**WORK ORDER**
Reproduce the records word for word, leaving out any pictures they hold.

**Collection entries**
'''

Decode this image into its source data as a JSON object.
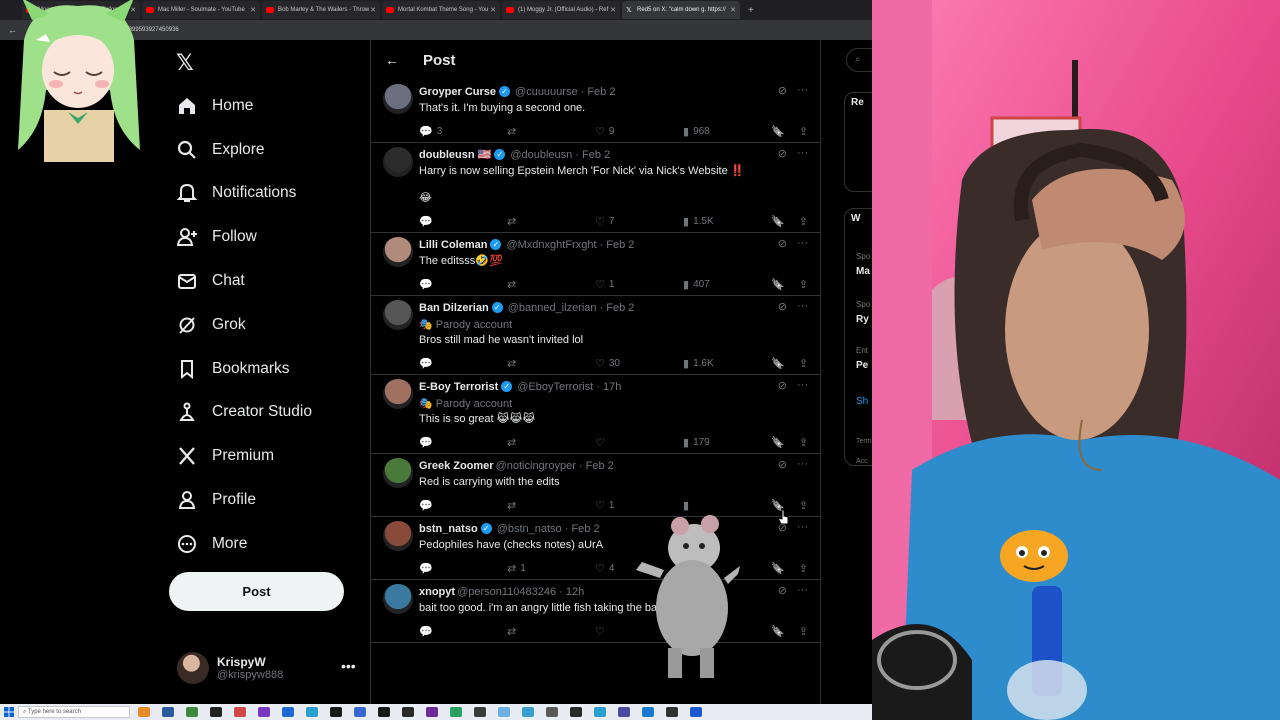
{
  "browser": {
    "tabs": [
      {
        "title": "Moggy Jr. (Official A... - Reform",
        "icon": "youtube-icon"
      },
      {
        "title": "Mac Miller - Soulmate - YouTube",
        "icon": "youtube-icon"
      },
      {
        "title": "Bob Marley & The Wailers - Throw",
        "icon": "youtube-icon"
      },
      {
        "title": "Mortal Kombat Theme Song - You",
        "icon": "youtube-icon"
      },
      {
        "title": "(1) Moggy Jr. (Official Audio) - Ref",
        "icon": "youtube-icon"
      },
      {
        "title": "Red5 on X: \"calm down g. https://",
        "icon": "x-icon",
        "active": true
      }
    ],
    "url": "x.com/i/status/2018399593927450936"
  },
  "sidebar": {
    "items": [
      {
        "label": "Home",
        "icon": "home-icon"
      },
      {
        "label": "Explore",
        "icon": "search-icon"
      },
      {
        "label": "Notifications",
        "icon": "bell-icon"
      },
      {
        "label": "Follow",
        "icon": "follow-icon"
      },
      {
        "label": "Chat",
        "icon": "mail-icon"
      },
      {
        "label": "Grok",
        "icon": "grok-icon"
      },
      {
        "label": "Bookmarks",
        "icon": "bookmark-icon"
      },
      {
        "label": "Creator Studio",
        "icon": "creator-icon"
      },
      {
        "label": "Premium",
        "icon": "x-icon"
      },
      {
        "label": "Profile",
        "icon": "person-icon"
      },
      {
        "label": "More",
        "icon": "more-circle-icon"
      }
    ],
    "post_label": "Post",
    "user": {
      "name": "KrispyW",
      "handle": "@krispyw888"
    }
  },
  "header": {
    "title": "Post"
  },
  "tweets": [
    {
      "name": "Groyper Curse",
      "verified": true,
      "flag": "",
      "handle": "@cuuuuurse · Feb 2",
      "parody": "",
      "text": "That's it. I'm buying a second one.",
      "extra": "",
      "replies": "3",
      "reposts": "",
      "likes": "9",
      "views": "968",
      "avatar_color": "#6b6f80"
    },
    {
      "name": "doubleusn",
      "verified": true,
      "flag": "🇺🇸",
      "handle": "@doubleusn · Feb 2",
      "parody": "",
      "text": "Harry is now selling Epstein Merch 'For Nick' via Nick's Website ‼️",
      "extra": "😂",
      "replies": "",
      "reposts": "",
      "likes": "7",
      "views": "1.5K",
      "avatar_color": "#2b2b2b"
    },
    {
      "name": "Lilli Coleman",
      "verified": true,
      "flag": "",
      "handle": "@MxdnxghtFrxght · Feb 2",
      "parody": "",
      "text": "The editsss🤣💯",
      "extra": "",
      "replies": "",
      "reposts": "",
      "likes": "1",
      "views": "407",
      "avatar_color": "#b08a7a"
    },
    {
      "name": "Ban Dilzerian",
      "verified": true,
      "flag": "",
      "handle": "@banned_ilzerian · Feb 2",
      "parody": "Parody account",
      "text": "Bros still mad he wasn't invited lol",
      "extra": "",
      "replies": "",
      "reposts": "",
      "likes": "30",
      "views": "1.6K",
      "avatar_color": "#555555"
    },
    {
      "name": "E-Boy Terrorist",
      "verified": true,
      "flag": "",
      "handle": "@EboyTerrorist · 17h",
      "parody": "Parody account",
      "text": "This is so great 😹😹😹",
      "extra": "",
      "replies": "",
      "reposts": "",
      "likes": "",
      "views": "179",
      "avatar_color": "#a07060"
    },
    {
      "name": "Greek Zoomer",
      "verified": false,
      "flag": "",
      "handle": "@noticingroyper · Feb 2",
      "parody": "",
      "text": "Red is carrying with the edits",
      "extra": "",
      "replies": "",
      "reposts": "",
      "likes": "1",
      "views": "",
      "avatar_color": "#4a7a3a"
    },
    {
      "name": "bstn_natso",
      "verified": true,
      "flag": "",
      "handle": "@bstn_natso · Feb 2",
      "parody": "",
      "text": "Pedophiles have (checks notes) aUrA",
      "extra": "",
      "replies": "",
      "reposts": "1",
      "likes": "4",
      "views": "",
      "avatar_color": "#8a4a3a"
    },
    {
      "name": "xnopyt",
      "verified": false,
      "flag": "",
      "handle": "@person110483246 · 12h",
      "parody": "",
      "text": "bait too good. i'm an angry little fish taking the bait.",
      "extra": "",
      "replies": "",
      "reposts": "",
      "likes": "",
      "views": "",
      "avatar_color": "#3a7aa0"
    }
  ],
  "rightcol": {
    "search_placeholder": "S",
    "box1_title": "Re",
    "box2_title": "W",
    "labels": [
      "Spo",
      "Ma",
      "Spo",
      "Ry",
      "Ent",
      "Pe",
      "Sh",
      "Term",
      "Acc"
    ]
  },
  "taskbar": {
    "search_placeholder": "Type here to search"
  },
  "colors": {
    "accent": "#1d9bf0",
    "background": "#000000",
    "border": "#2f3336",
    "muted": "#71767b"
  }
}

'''

**YOUR RESPONSE**
Decode this image into its source data as a JSON object.
{
  "browser": {
    "tabs": [
      {
        "title": "Moggy Jr. (Official A... - Reform",
        "icon": "youtube-icon"
      },
      {
        "title": "Mac Miller - Soulmate - YouTube",
        "icon": "youtube-icon"
      },
      {
        "title": "Bob Marley & The Wailers - Throw",
        "icon": "youtube-icon"
      },
      {
        "title": "Mortal Kombat Theme Song - You",
        "icon": "youtube-icon"
      },
      {
        "title": "(1) Moggy Jr. (Official Audio) - Ref",
        "icon": "youtube-icon"
      },
      {
        "title": "Red5 on X: \"calm down g. https://",
        "icon": "x-icon",
        "active": true
      }
    ],
    "url": "x.com/i/status/2018399593927450936"
  },
  "sidebar": {
    "items": [
      {
        "label": "Home",
        "icon": "home-icon"
      },
      {
        "label": "Explore",
        "icon": "search-icon"
      },
      {
        "label": "Notifications",
        "icon": "bell-icon"
      },
      {
        "label": "Follow",
        "icon": "follow-icon"
      },
      {
        "label": "Chat",
        "icon": "mail-icon"
      },
      {
        "label": "Grok",
        "icon": "grok-icon"
      },
      {
        "label": "Bookmarks",
        "icon": "bookmark-icon"
      },
      {
        "label": "Creator Studio",
        "icon": "creator-icon"
      },
      {
        "label": "Premium",
        "icon": "x-icon"
      },
      {
        "label": "Profile",
        "icon": "person-icon"
      },
      {
        "label": "More",
        "icon": "more-circle-icon"
      }
    ],
    "post_label": "Post",
    "user": {
      "name": "KrispyW",
      "handle": "@krispyw888"
    }
  },
  "header": {
    "title": "Post"
  },
  "tweets": [
    {
      "name": "Groyper Curse",
      "verified": true,
      "flag": "",
      "handle": "@cuuuuurse · Feb 2",
      "parody": "",
      "text": "That's it. I'm buying a second one.",
      "extra": "",
      "replies": "3",
      "reposts": "",
      "likes": "9",
      "views": "968",
      "avatar_color": "#6b6f80"
    },
    {
      "name": "doubleusn",
      "verified": true,
      "flag": "🇺🇸",
      "handle": "@doubleusn · Feb 2",
      "parody": "",
      "text": "Harry is now selling Epstein Merch 'For Nick' via Nick's Website ‼️",
      "extra": "😂",
      "replies": "",
      "reposts": "",
      "likes": "7",
      "views": "1.5K",
      "avatar_color": "#2b2b2b"
    },
    {
      "name": "Lilli Coleman",
      "verified": true,
      "flag": "",
      "handle": "@MxdnxghtFrxght · Feb 2",
      "parody": "",
      "text": "The editsss🤣💯",
      "extra": "",
      "replies": "",
      "reposts": "",
      "likes": "1",
      "views": "407",
      "avatar_color": "#b08a7a"
    },
    {
      "name": "Ban Dilzerian",
      "verified": true,
      "flag": "",
      "handle": "@banned_ilzerian · Feb 2",
      "parody": "Parody account",
      "text": "Bros still mad he wasn't invited lol",
      "extra": "",
      "replies": "",
      "reposts": "",
      "likes": "30",
      "views": "1.6K",
      "avatar_color": "#555555"
    },
    {
      "name": "E-Boy Terrorist",
      "verified": true,
      "flag": "",
      "handle": "@EboyTerrorist · 17h",
      "parody": "Parody account",
      "text": "This is so great 😹😹😹",
      "extra": "",
      "replies": "",
      "reposts": "",
      "likes": "",
      "views": "179",
      "avatar_color": "#a07060"
    },
    {
      "name": "Greek Zoomer",
      "verified": false,
      "flag": "",
      "handle": "@noticingroyper · Feb 2",
      "parody": "",
      "text": "Red is carrying with the edits",
      "extra": "",
      "replies": "",
      "reposts": "",
      "likes": "1",
      "views": "",
      "avatar_color": "#4a7a3a"
    },
    {
      "name": "bstn_natso",
      "verified": true,
      "flag": "",
      "handle": "@bstn_natso · Feb 2",
      "parody": "",
      "text": "Pedophiles have (checks notes) aUrA",
      "extra": "",
      "replies": "",
      "reposts": "1",
      "likes": "4",
      "views": "",
      "avatar_color": "#8a4a3a"
    },
    {
      "name": "xnopyt",
      "verified": false,
      "flag": "",
      "handle": "@person110483246 · 12h",
      "parody": "",
      "text": "bait too good. i'm an angry little fish taking the bait.",
      "extra": "",
      "replies": "",
      "reposts": "",
      "likes": "",
      "views": "",
      "avatar_color": "#3a7aa0"
    }
  ],
  "rightcol": {
    "search_placeholder": "S",
    "box1_title": "Re",
    "box2_title": "W",
    "labels": [
      "Spo",
      "Ma",
      "Spo",
      "Ry",
      "Ent",
      "Pe",
      "Sh",
      "Term",
      "Acc"
    ]
  },
  "taskbar": {
    "search_placeholder": "Type here to search"
  },
  "colors": {
    "accent": "#1d9bf0",
    "background": "#000000",
    "border": "#2f3336",
    "muted": "#71767b"
  }
}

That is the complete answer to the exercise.